In 2001 I had a cervical trigger point injection done in a side room at the hospital and not in the X-Ray department. Unfortunately it went very wrong and I collapsed and had to be resuscitated. The memory lasted a long time and I did say I would never have one in my spine again.

Since then I have had many different types of injections from epidurals, trigger points and facet joint injections in my spine, but all in my lumber spine. I have to admit I was a little nervous before having this second cervical injection as I have never had a nerve block before.

I explained my fears to all who were looking after me yesterday and they could not have be more sympathetic and kind. But, my consultant did explain to me that he felt the injection should be placed in at the C8 level and not C6/7 as requested as he could clearly see from the CT and MRI scan that C6/7 was where my other metal work and fusions were. Trying to inject around the metal work would not work nor relieve the pain.

I must admit it did throw me at first but it all made complete sense as I have had two cervical fusions so the last one had to be at that level and C8 had to be where the disc was giving me all the problems. The minute I told him my symptoms he was certain it was that disc but he did explain to me it was not an easy one to access. It also carried quite high risks with it but he understood that I really did not want surgery which probably had higher risks involved with that also.

He really took his time and explained every detail along the way. I cannot say it was not uncomfortable because even with a local anaesthetic once the medication started hitting the nerve boy did I know about it.

Today I’m ‘extremely perky’ as my sister put it after a great sleep last night, no pins and needles, no pain when I did simple tasks like cleaning my teeth and drying my hair.

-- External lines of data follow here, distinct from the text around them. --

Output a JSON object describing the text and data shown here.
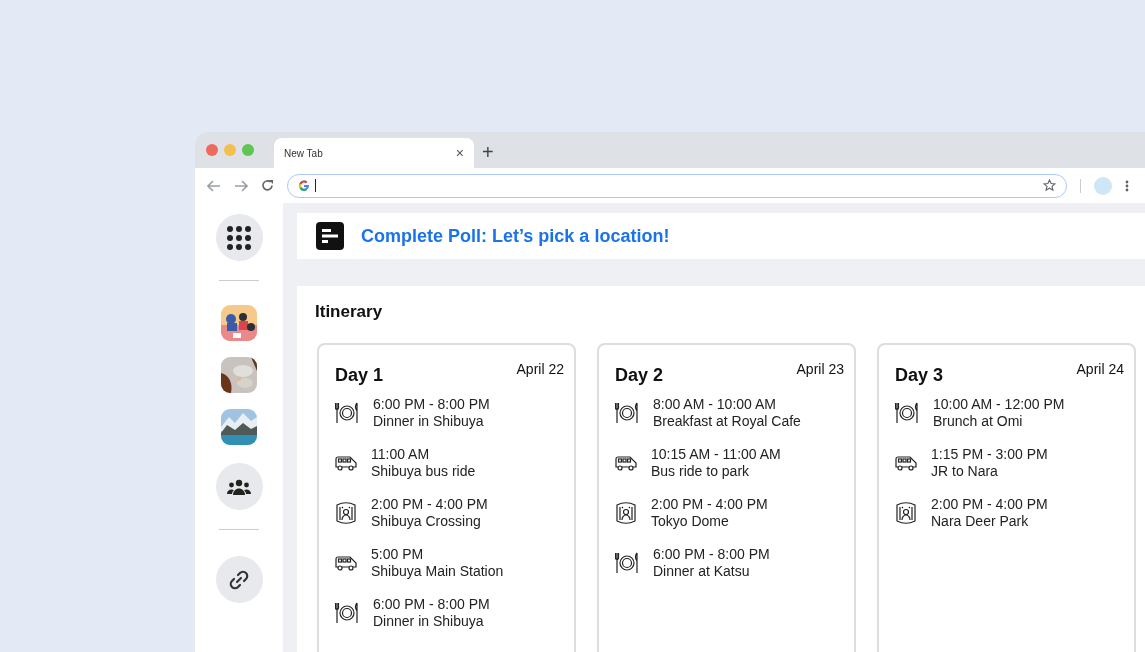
{
  "browser": {
    "tab": {
      "title": "New Tab",
      "close": "×"
    },
    "new_tab": "+"
  },
  "sidebar": {
    "items": [
      {
        "kind": "apps"
      },
      {
        "kind": "divider"
      },
      {
        "kind": "picture"
      },
      {
        "kind": "picture"
      },
      {
        "kind": "picture"
      },
      {
        "kind": "people"
      },
      {
        "kind": "divider"
      },
      {
        "kind": "link"
      }
    ]
  },
  "poll": {
    "title": "Complete Poll: Let’s pick a location!"
  },
  "itinerary": {
    "title": "Itinerary",
    "days": [
      {
        "title": "Day 1",
        "date": "April 22",
        "events": [
          {
            "kind": "dining",
            "time": "6:00 PM - 8:00 PM",
            "name": "Dinner in Shibuya"
          },
          {
            "kind": "bus",
            "time": "11:00 AM",
            "name": "Shibuya bus ride"
          },
          {
            "kind": "venue",
            "time": "2:00 PM - 4:00 PM",
            "name": "Shibuya Crossing"
          },
          {
            "kind": "bus",
            "time": "5:00 PM",
            "name": "Shibuya Main Station"
          },
          {
            "kind": "dining",
            "time": "6:00 PM - 8:00 PM",
            "name": "Dinner in Shibuya"
          }
        ]
      },
      {
        "title": "Day 2",
        "date": "April 23",
        "events": [
          {
            "kind": "dining",
            "time": "8:00 AM - 10:00 AM",
            "name": "Breakfast at Royal Cafe"
          },
          {
            "kind": "bus",
            "time": "10:15 AM - 11:00 AM",
            "name": "Bus ride to park"
          },
          {
            "kind": "venue",
            "time": "2:00 PM - 4:00 PM",
            "name": "Tokyo Dome"
          },
          {
            "kind": "dining",
            "time": "6:00 PM - 8:00 PM",
            "name": "Dinner at Katsu"
          }
        ]
      },
      {
        "title": "Day 3",
        "date": "April 24",
        "events": [
          {
            "kind": "dining",
            "time": "10:00 AM - 12:00 PM",
            "name": "Brunch at Omi"
          },
          {
            "kind": "bus",
            "time": "1:15 PM - 3:00 PM",
            "name": "JR to Nara"
          },
          {
            "kind": "venue",
            "time": "2:00 PM - 4:00 PM",
            "name": "Nara Deer Park"
          }
        ]
      }
    ]
  }
}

As the day has gone on the pain has got easier and easier and it’s just ‘amazing .’

Before the consultant left me yesterday I asked him if the injection was a success how many could I have in a year. ‘None, as far as I’m concerned ‘, he said ‘It’s to tricky a procedure .’

I felt a bit despondent about his reply so when I got home I had a quick look on Google about the area I ‘d had the injection and soon realised why he said it. An article from Inside Radiology wrote ‘Accurate needle placement, high-resolution image guidance and skilled specialist doctors are essential to avoid the major complications that arise as a result of poor quality imaging.

Luckily this time I had the treatment done in the right environment with a great consultant.

TUESDAY TIPS FROM #backpainbloguk…

Check out my #tuesdaytips on how to look after your back.

Stay flexible, if you are desk bound, move around every 30 minutes.

Stay strong, go swimming and walking regularly or as often as you can.

Steer clear of the driving range. Unfortunately golf swings are of no help to people with back problems.

Try to sit on a stability ball for 15 minutes a day.

I think we all know that excess weight can cause a number of health problems but it can be a big contributor to back pain.

Don’t sleep on a hard bed. Believe or not these can really irritate back problems. If your staying in a Hotel ask if the bed is firm. Before now I have been known to buy a bed quilt and fold it to lie on as the bed was too hard, it just takes the pressure off your back.

Have a deep tissue massage – this can help back pain a great deal but make sure whoever gives it to you is fully qualified.

Stay hydrated.

Try not to pound the streets when you walk, make sure your shoes have a good cushioning.

Feel the pain sometimes rather than reaching straight out for the medication as it could be masking something.

Always, always, always bend the knees when picking up anything or bending down.

And for the women, don’t carry your life around in your handbag.

And for the men, don’t carry too much in your computer bag.

Another one for the women, don’t wear high heels all the time. The long term effect can not only effect your back but also your feet.

Get an accurate clinical diagnosis if your pain does not settle down after a few weeks.

Don’t smoke, it has been proven that people who smoke are more likely to have lower back pain.

Never twist and bend at the same time.